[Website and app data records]
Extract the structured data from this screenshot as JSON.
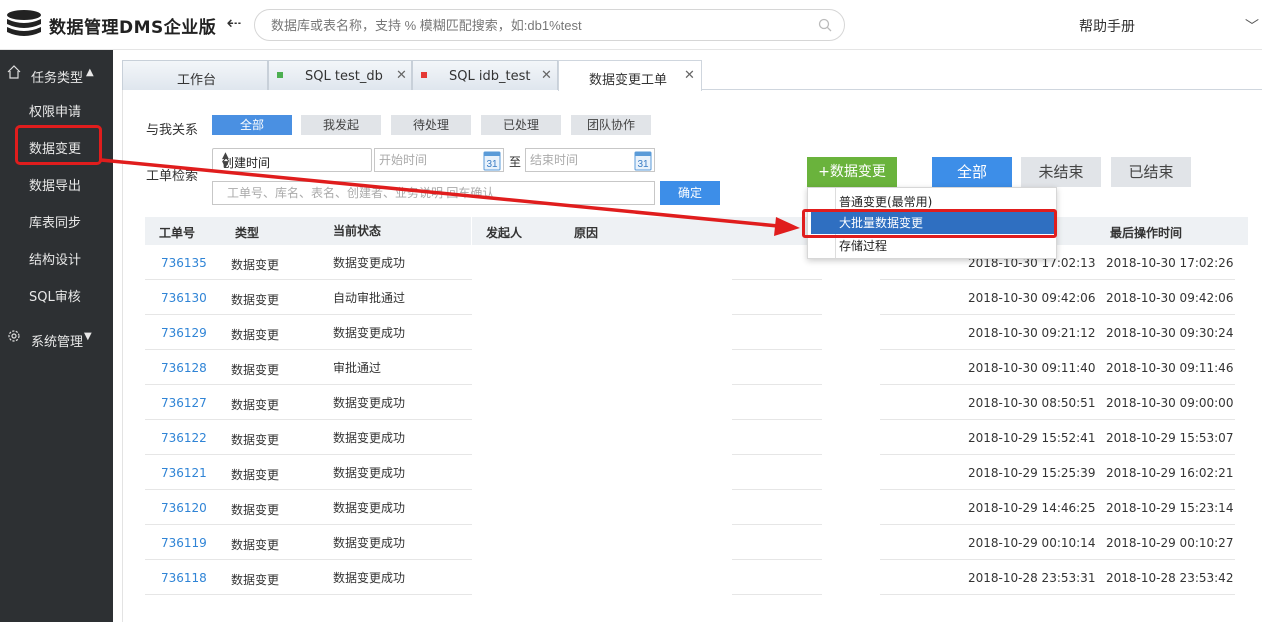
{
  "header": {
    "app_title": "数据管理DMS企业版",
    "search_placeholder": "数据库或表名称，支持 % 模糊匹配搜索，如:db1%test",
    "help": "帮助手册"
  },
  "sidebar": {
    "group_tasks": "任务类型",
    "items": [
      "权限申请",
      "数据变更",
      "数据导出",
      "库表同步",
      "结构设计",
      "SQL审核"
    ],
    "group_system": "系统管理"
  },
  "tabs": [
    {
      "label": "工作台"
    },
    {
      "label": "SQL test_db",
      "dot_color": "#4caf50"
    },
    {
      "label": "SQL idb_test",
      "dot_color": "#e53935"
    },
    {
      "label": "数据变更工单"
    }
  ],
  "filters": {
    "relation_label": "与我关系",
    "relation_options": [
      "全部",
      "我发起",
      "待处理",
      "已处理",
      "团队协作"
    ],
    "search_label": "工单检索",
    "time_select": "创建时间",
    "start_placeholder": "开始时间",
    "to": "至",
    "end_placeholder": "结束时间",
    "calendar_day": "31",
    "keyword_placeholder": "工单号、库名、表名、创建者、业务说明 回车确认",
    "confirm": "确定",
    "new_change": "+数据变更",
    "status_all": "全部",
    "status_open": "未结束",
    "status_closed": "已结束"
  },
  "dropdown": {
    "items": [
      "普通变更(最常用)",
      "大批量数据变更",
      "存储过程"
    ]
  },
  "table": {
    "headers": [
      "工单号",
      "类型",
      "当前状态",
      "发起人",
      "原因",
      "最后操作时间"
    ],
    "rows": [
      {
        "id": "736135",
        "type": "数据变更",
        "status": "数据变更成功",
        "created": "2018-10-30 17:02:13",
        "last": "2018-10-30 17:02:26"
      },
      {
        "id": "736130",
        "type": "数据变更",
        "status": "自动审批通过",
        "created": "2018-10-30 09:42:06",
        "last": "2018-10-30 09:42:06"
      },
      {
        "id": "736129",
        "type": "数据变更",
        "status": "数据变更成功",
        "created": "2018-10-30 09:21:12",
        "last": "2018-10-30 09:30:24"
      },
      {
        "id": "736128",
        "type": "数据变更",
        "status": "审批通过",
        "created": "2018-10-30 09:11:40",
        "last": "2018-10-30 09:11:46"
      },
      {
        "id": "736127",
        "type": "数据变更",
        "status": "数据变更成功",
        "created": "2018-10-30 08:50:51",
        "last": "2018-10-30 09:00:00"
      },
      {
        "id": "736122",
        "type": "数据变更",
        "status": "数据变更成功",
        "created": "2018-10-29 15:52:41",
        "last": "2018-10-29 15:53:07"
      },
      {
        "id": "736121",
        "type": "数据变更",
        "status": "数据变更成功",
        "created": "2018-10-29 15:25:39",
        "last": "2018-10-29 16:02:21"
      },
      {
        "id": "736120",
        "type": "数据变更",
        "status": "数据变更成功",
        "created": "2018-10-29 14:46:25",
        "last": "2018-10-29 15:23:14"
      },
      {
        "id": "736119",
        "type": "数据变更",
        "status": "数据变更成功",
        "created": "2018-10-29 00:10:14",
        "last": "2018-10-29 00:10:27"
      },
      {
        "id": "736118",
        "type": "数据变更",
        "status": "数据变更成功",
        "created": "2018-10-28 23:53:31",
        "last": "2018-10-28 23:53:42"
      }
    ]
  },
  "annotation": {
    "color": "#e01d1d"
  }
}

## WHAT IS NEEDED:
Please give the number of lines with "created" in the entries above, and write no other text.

## ANSWER SECTION:
10